╭──
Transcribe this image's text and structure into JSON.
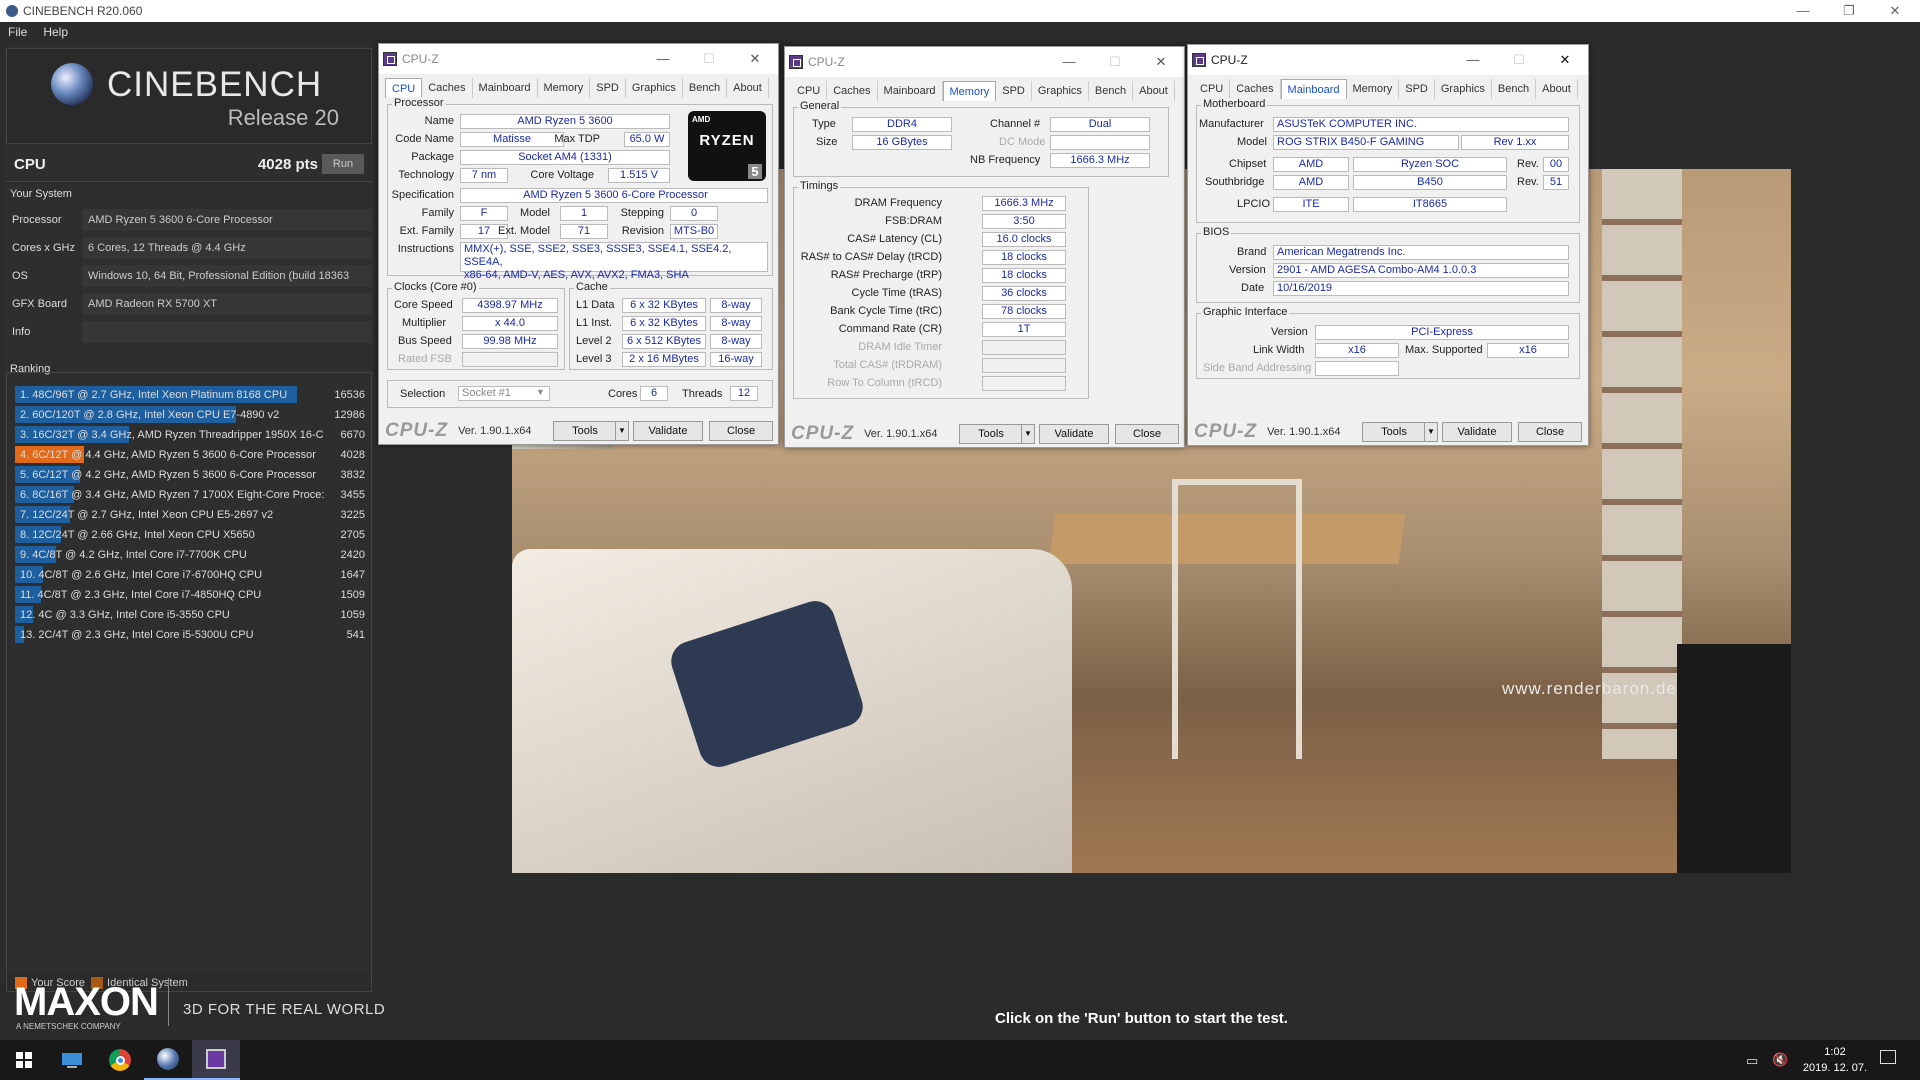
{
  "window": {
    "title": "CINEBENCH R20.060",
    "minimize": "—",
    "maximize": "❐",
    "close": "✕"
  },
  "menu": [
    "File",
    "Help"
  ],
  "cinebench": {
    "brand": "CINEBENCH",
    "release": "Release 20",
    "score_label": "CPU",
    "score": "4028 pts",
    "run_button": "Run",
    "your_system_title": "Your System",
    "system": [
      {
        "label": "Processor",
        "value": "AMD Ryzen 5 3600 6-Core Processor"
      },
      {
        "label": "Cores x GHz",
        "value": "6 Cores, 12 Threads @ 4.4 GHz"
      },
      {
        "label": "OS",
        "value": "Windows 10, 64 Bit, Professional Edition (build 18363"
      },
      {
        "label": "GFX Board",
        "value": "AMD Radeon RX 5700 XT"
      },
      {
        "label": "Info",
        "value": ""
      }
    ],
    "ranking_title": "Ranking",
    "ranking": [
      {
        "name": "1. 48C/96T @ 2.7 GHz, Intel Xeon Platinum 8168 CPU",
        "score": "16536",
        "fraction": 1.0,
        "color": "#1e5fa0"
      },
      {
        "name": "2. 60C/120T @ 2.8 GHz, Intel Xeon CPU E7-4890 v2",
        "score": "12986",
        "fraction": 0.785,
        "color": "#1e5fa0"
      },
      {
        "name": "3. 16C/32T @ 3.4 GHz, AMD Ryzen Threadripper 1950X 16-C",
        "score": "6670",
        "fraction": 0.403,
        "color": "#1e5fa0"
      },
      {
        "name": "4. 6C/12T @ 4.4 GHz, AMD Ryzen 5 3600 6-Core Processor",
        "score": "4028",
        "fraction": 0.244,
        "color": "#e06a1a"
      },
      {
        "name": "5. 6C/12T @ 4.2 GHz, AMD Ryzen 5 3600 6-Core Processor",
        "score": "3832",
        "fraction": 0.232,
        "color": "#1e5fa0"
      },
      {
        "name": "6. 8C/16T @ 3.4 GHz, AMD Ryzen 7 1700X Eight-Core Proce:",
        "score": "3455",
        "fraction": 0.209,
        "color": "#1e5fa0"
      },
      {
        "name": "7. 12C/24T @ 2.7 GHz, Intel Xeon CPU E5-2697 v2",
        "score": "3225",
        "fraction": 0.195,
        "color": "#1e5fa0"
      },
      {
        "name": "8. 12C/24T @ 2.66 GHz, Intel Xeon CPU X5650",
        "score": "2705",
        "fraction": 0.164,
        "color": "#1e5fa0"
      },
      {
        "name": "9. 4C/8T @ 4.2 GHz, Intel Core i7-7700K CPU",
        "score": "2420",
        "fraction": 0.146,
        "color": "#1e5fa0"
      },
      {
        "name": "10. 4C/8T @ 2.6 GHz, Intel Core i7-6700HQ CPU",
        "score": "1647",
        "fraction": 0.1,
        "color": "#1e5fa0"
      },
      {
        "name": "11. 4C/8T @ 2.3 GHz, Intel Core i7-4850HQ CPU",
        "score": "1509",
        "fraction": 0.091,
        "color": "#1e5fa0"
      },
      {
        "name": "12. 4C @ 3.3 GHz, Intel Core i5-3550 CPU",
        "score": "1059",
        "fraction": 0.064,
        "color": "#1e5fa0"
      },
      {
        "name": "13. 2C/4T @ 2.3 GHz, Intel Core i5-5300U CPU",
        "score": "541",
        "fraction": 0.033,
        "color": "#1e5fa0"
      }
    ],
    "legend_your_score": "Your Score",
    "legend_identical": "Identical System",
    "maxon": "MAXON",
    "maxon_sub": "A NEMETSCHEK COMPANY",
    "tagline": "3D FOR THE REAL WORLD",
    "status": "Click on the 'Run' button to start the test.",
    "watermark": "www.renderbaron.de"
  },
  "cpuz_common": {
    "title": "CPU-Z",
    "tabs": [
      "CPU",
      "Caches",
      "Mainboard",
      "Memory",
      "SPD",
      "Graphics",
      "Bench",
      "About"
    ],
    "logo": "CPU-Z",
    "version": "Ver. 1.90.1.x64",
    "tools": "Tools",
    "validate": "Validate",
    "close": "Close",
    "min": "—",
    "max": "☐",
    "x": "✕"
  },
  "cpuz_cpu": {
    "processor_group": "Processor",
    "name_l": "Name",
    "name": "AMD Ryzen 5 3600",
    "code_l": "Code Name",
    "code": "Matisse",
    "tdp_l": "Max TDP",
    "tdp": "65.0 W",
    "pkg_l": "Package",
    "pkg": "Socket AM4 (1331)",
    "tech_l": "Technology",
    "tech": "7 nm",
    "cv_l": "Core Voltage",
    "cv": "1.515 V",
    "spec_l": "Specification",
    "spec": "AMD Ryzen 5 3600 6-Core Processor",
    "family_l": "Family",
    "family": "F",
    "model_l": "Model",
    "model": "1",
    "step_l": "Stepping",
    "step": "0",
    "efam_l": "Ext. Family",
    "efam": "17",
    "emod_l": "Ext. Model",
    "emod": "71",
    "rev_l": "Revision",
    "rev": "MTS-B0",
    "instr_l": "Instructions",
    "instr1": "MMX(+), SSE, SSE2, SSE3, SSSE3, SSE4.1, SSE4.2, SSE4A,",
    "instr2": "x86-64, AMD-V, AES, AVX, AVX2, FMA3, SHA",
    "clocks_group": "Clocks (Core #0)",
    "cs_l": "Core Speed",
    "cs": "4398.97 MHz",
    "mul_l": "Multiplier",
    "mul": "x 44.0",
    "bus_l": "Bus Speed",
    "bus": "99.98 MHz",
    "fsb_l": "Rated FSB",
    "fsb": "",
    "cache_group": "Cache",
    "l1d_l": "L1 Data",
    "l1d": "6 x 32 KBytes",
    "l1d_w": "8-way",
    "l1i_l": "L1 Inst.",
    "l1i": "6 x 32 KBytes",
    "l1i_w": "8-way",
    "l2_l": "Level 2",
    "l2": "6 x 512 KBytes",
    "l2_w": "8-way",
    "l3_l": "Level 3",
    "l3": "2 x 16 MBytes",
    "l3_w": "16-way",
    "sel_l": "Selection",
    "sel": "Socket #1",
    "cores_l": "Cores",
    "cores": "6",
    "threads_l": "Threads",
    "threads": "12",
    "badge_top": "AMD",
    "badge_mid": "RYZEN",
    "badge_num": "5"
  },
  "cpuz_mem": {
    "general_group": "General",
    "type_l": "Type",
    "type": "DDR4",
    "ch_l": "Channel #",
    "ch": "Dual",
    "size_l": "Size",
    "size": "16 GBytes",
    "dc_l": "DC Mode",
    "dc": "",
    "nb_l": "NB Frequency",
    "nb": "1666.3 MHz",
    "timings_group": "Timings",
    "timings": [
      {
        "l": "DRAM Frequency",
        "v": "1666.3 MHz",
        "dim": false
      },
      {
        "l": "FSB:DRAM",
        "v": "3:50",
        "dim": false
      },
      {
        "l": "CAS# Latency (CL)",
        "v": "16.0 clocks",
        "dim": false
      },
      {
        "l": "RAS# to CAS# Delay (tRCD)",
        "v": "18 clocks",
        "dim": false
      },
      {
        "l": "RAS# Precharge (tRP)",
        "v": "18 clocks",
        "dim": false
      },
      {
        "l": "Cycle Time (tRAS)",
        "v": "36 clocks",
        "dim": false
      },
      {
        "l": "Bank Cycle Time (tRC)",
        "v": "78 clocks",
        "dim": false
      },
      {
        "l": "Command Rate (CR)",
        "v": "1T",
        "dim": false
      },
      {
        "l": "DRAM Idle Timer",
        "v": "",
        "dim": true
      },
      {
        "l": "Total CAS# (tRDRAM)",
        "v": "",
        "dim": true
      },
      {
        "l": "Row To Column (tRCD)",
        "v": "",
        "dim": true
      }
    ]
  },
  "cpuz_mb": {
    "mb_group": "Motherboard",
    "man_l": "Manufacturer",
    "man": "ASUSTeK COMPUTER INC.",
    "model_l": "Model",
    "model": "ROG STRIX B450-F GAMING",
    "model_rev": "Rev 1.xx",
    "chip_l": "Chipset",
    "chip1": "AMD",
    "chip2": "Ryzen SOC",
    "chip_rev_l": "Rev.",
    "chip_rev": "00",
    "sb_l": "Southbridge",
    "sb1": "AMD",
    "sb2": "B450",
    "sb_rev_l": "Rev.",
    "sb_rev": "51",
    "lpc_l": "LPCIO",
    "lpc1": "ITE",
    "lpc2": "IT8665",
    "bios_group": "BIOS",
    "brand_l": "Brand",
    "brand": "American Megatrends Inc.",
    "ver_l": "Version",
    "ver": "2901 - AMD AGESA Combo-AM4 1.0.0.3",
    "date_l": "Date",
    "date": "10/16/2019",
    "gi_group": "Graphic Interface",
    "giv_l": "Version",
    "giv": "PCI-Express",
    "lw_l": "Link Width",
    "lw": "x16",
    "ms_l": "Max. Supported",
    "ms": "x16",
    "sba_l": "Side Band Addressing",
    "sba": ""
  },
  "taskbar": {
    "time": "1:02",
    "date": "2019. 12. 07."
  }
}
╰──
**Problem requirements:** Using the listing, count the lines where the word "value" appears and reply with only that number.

**Your solution:** 5